Robert Tyrwhitt was brought up at the royal court, and was one of the first to receive a grant of monastic lands after the dissolution of the monasteries. Between 1536 and 1547 he obtained over twenty grants of former church lands.
The selling off of monastic lands was very unpopular. Although Protestants believed the monasteries and religious houses were corrupt, they also provided hospitals, poor relief and schools. It was because people were unhappy with Tyrwhitt getting an area of former religious land in Stainfield, Lincolnshire, that helped to provoke a rebellion in 1536. That rebellion later became the Pilgrimage of Grace. Tyrwhitt and his family fought against the rebels.
Tyrwhitt sat in Parliament first for his home county of Lincolnshire, in 1545, but later moved to Huntingdonshire, again buying more former church lands.

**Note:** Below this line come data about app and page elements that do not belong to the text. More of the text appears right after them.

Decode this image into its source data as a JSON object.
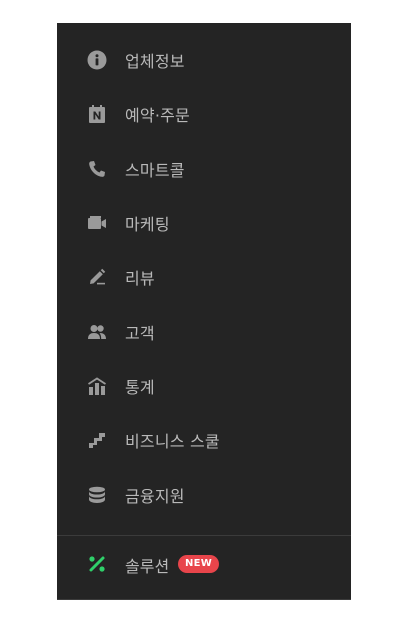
{
  "menu": {
    "items": [
      {
        "label": "업체정보",
        "icon": "info-icon"
      },
      {
        "label": "예약·주문",
        "icon": "naver-calendar-icon"
      },
      {
        "label": "스마트콜",
        "icon": "phone-icon"
      },
      {
        "label": "마케팅",
        "icon": "camera-icon"
      },
      {
        "label": "리뷰",
        "icon": "pencil-icon"
      },
      {
        "label": "고객",
        "icon": "users-icon"
      },
      {
        "label": "통계",
        "icon": "stats-icon"
      },
      {
        "label": "비즈니스 스쿨",
        "icon": "stairs-icon"
      },
      {
        "label": "금융지원",
        "icon": "coins-icon"
      }
    ]
  },
  "solution": {
    "label": "솔루션",
    "badge": "NEW",
    "icon": "solution-icon"
  },
  "colors": {
    "panel_bg": "#242424",
    "text": "#b9b9b9",
    "icon": "#9a9a9a",
    "badge_bg": "#e8454b",
    "accent_green": "#2fd06a"
  }
}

Tyrwhitt and his wife were Protestants, Lady Tyrwhitt was known as a particularly devout woman. Despite this, Tyrwhitt supported Mary against Wyatt’s rebellion in Kent, 1553 and sat in the Mary I's 3rd Parliament. However, he afterwards avoided serving in Mary’s government.
After sitting in Elizabeth I’s First Parliament, he lived quietly in Huntingdonshire, holding local office and was ‘earnest in religion’. He died on 10 May 1572.
Memorial to Sir Robert Tyrwhitt & wife, All Saints' Church, Bigby, Lincolnshire
(Photograph © Julian P Guffogg)
Sir Robert Tyrwhitt
Tyrwhitt’s wife was the cousin of Henry VIII’s sixth wife, Catherine Parr. Tyrwhitt and his wife were sent as overseers to Princess Elizabeth (who would later be Queen) after Catherine’s death and had to question Elizabeth about her relationship with her stepfather, Thomas Seymour. Elizabeth never forgave them for this!